The idea of the connection between the mind and the body is far from new. This idea goes all the way back to Hippocrates, the father of Western medicine, and is also still prominent in Eastern medicine traditions. The mind-body connection refers to how your mind affects your body and how your body affects your mind. Your mind doesn’t just refer to your brain; your mind includes all of your mental states including thoughts, emotions, beliefs, attitudes, and images.
The mind affects the body through a chain reaction of processes in the body. Mental states can trigger changes in blood chemistry, heart rate, and the activity of cells and organs in the body, including the stomach, digestive tract, and immune system. This can range from feelings of anxiety causing your heart to race or even lead to ulcers, to the feeling of falling in love leading to the sensation of butterflies in your stomach.
Similarly, the body can impact your mental states. When you get sick or injured, your mind can interpret the situation in many different ways. Some people may tend to become depressed, anxious, or stressed in response to an illness. These reactions could, in turn, impact how you manage or cope with your illness. Other people may tend to have a more positive attitude and be better able to handle the stress that accompanies illness. At times, our body can even show us how we are feeling. Noticing tension in your shoulders or having frequent headaches can be signals that you are feeling stressed.

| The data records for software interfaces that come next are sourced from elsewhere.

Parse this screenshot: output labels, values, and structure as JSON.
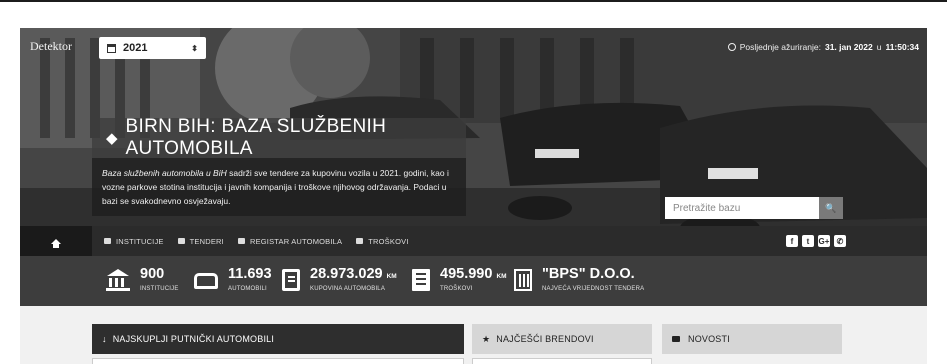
{
  "header": {
    "brand": "Detektor",
    "year": "2021",
    "updated_prefix": "Posljednje ažuriranje:",
    "updated_date": "31. jan 2022",
    "updated_sep": "u",
    "updated_time": "11:50:34"
  },
  "hero": {
    "title": "BIRN BIH: BAZA SLUŽBENIH AUTOMOBILA",
    "desc_italic": "Baza službenih automobila u BiH",
    "desc_rest": " sadrži sve tendere za kupovinu vozila u 2021. godini, kao i vozne parkove stotina institucija i javnih kompanija i troškove njihovog održavanja. Podaci u bazi se svakodnevno osvježavaju.",
    "search_placeholder": "Pretražite bazu",
    "search_button": "🔍"
  },
  "nav": {
    "items": [
      {
        "label": "INSTITUCIJE"
      },
      {
        "label": "TENDERI"
      },
      {
        "label": "REGISTAR AUTOMOBILA"
      },
      {
        "label": "TROŠKOVI"
      }
    ],
    "social": [
      "f",
      "t",
      "G+",
      "✆"
    ]
  },
  "stats": [
    {
      "value": "900",
      "unit": "",
      "label": "INSTITUCIJE",
      "icon": "bank-icon"
    },
    {
      "value": "11.693",
      "unit": "",
      "label": "AUTOMOBILI",
      "icon": "car-icon"
    },
    {
      "value": "28.973.029",
      "unit": "KM",
      "label": "KUPOVINA AUTOMOBILA",
      "icon": "document-icon"
    },
    {
      "value": "495.990",
      "unit": "KM",
      "label": "TROŠKOVI",
      "icon": "list-icon"
    },
    {
      "value": "\"BPS\" D.O.O.",
      "unit": "",
      "label": "NAJVEĆA VRIJEDNOST TENDERA",
      "icon": "building-icon"
    }
  ],
  "panels": {
    "expensive": "NAJSKUPLJI PUTNIČKI AUTOMOBILI",
    "brands": "NAJČEŠĆI BRENDOVI",
    "news": "NOVOSTI"
  }
}
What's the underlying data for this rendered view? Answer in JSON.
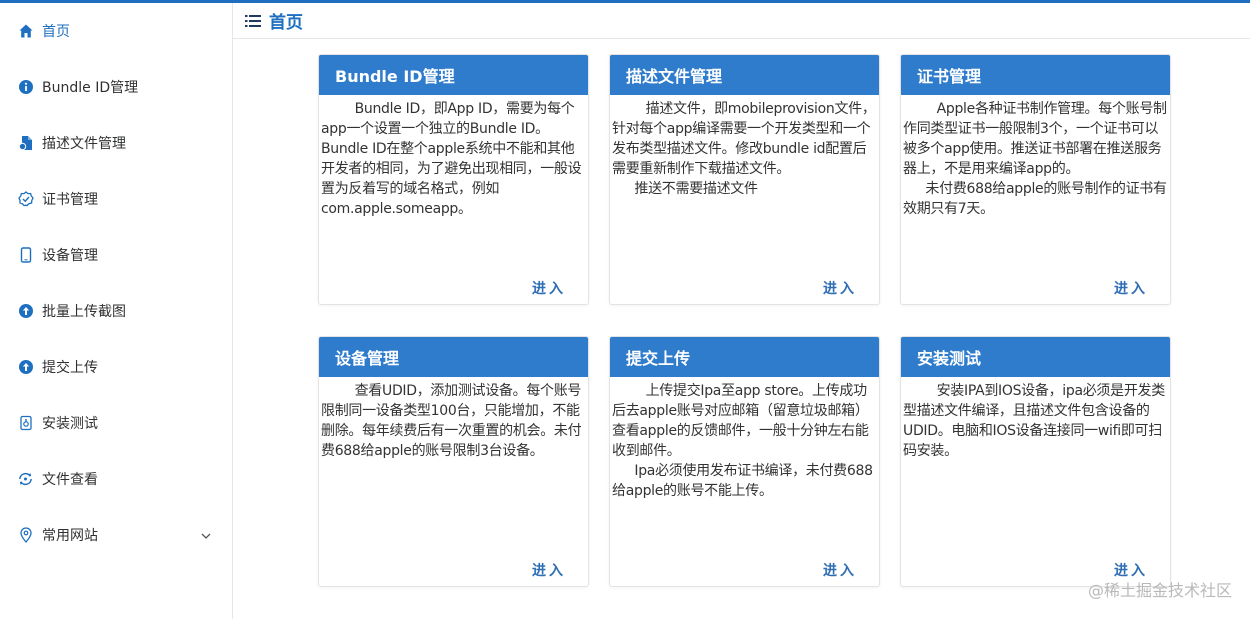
{
  "sidebar": {
    "items": [
      {
        "label": "首页",
        "icon": "home-icon",
        "active": true
      },
      {
        "label": "Bundle ID管理",
        "icon": "info-icon"
      },
      {
        "label": "描述文件管理",
        "icon": "file-icon"
      },
      {
        "label": "证书管理",
        "icon": "certificate-icon"
      },
      {
        "label": "设备管理",
        "icon": "phone-icon"
      },
      {
        "label": "批量上传截图",
        "icon": "upload-icon"
      },
      {
        "label": "提交上传",
        "icon": "upload-icon"
      },
      {
        "label": "安装测试",
        "icon": "install-icon"
      },
      {
        "label": "文件查看",
        "icon": "refresh-icon"
      },
      {
        "label": "常用网站",
        "icon": "location-icon",
        "has_submenu": true
      }
    ]
  },
  "header": {
    "title": "首页",
    "menu_icon": "menu-fold-icon"
  },
  "accent_color": "#2f7ccc",
  "cards": [
    {
      "title": "Bundle ID管理",
      "paragraphs": [
        "Bundle ID，即App ID，需要为每个app一个设置一个独立的Bundle ID。Bundle ID在整个apple系统中不能和其他开发者的相同，为了避免出现相同，一般设置为反着写的域名格式，例如com.apple.someapp。"
      ],
      "enter": "进入"
    },
    {
      "title": "描述文件管理",
      "paragraphs": [
        "描述文件，即mobileprovision文件，针对每个app编译需要一个开发类型和一个发布类型描述文件。修改bundle id配置后需要重新制作下载描述文件。",
        "推送不需要描述文件"
      ],
      "enter": "进入"
    },
    {
      "title": "证书管理",
      "paragraphs": [
        "Apple各种证书制作管理。每个账号制作同类型证书一般限制3个，一个证书可以被多个app使用。推送证书部署在推送服务器上，不是用来编译app的。",
        "未付费688给apple的账号制作的证书有效期只有7天。"
      ],
      "enter": "进入"
    },
    {
      "title": "设备管理",
      "paragraphs": [
        "查看UDID，添加测试设备。每个账号限制同一设备类型100台，只能增加，不能删除。每年续费后有一次重置的机会。未付费688给apple的账号限制3台设备。"
      ],
      "enter": "进入"
    },
    {
      "title": "提交上传",
      "paragraphs": [
        "上传提交Ipa至app store。上传成功后去apple账号对应邮箱（留意垃圾邮箱）查看apple的反馈邮件，一般十分钟左右能收到邮件。",
        "Ipa必须使用发布证书编译，未付费688给apple的账号不能上传。"
      ],
      "enter": "进入"
    },
    {
      "title": "安装测试",
      "paragraphs": [
        "安装IPA到IOS设备，ipa必须是开发类型描述文件编译，且描述文件包含设备的UDID。电脑和IOS设备连接同一wifi即可扫码安装。"
      ],
      "enter": "进入"
    }
  ],
  "watermark": "@稀土掘金技术社区"
}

Research shows that becoming more aware of the connection between your mind and body can lead to better outcomes, like managing stress better, improving immune function, and having overall better health and wellness. According to the National Center for Complementary and Integrative Health, practices like meditation, prayer, tai chi, massage therapy, relaxation techniques, and yoga can be used to improve awareness of the connection between your mind and body. Read more here.